“Silence,” he said to the wizard, and pulled himself out of the old man’s grip.
The wizard seized him again, this time grabbing his arm. He placed Davreos’s hand on the small carved wooden pendant that hung from a chain around his neck, and folded Davreos’s fingers around it. “Take this,” he whispered.
Davreos had been ordered to take the Source-token anyway, which would contain power from whatever Source the wizard drew his power from, to sustain his magic while he was away from that Source. He pulled on it, intending to snap the chain, but instead, at his touch on the wooden pendant, power shocked up into him through his arm, warm and bright, with a golden-green glow that was more a feeling than a color. It filled him, the warmth and light almost unbearable in comparison to the power of Maikarsk he bore within him. It filled him until he thought he would burst; his jaw ached as his teeth gritted against the agony of it, biting back his own cries. He didn’t dare make a sound; if he was weak against the subjects, he would be deemed useless and sent back to the worst jobs at the temple of Maikarsk. Finally the power seemed to gather itself and bury itself deep within him until it was no more than a faint glimmer.
He opened his eyes, which he had squeezed shut against the pain, and unclenched his hand from around the Source-token. Nothing but dust filled his hand. A cold bolt of horror pierced his chest; the Inquisitress had commanded him to take the token. But she was gone; perhaps he could tell her that the wizard had destroyed it himself.
Time to finish the job. He placed his hand on the blade again, then looked at the wizard. The old man’s cloudy eyes stared sightlessly upward into the shadowy heights of the cavern, and his gnarled hand had fallen to lie limply at his side. He was dead, almost as though he had given up his life of his own volition. Davreos looked at the broken chain that had held the wizard’s hand bound to the table. The wizard had had enough strength to break that chain and to hold on to his life until he chose to give it up. Why had he allowed himself to be taken prisoner at all, if he was that strong? Why had he surrendered his life instead of escaping? What had he hoped to accomplish with the useless sacrifice?
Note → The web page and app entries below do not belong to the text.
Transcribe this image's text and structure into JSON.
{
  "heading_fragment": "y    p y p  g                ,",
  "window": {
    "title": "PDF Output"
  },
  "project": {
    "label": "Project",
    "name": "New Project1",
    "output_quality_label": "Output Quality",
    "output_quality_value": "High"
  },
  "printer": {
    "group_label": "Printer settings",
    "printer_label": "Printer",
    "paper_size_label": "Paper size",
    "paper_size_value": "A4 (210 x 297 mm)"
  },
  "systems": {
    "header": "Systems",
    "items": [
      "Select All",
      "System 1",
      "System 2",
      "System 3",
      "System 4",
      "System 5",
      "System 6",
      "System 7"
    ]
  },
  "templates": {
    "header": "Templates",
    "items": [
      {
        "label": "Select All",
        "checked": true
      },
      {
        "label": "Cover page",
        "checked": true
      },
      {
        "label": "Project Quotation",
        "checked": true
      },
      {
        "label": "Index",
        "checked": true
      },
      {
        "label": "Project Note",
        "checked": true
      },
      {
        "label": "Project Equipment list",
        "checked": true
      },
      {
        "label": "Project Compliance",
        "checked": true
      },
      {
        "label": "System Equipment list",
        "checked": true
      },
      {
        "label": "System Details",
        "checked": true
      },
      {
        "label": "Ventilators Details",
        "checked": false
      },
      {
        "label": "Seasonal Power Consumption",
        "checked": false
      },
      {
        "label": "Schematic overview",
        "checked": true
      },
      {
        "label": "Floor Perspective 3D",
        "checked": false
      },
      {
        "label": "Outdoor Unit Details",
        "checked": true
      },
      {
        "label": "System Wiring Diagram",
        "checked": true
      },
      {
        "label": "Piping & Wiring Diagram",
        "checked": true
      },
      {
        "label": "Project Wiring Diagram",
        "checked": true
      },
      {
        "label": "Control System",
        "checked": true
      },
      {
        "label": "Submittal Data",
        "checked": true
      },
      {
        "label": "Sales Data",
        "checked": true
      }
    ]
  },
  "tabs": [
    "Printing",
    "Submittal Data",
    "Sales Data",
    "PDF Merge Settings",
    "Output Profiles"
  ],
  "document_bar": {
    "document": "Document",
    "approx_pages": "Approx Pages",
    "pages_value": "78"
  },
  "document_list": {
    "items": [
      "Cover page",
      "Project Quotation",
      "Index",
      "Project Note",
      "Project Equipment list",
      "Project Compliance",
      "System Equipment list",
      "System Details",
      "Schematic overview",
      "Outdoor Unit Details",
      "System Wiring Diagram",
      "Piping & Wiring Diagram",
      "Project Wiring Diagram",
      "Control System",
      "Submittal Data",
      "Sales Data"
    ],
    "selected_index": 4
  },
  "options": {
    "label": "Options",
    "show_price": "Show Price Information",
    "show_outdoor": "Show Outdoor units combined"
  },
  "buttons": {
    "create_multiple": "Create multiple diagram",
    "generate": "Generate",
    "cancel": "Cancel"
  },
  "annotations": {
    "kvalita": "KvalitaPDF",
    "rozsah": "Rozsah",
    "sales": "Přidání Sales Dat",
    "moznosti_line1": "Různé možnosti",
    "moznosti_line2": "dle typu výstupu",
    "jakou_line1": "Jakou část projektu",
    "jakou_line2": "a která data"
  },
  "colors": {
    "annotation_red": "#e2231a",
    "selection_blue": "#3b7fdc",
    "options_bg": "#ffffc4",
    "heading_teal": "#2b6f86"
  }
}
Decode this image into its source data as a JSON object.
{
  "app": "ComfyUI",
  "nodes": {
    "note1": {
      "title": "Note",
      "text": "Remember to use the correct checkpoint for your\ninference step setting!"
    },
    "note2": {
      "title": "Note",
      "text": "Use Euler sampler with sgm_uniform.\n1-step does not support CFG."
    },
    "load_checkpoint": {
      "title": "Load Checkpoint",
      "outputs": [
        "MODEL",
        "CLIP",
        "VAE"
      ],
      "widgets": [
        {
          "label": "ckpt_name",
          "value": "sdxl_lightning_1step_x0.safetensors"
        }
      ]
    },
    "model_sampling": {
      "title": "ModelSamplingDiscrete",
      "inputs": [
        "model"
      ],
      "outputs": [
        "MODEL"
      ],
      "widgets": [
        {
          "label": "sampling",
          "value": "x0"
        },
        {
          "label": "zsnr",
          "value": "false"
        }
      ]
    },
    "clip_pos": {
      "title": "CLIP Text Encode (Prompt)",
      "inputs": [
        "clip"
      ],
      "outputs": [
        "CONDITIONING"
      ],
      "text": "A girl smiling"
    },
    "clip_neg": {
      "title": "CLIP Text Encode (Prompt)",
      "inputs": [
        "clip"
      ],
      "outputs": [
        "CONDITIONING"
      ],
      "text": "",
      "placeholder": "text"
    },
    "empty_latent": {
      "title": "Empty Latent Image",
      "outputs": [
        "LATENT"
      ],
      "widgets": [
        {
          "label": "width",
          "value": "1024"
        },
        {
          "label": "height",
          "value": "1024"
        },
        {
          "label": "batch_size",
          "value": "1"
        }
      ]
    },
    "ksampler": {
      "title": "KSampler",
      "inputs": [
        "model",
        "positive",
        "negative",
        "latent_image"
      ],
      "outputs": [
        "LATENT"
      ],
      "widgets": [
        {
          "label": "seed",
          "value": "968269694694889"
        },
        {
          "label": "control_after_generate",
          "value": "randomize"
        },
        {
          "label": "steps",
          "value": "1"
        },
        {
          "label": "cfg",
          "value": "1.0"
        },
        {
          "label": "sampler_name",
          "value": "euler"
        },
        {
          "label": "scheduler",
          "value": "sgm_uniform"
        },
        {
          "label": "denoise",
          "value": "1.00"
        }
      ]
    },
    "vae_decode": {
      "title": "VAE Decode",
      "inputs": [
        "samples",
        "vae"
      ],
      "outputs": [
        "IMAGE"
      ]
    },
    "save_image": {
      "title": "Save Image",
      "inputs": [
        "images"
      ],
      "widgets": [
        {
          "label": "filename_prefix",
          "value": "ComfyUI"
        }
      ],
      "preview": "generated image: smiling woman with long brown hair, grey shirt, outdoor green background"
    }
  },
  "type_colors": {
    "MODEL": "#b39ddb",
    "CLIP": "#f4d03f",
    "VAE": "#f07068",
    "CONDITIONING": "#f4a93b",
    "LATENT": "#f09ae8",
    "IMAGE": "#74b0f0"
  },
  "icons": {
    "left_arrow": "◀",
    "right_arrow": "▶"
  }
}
Stupid, he thought. The man had allowed himself to be defeated. Stupid and weak. Anyone that weak was worthy only of death.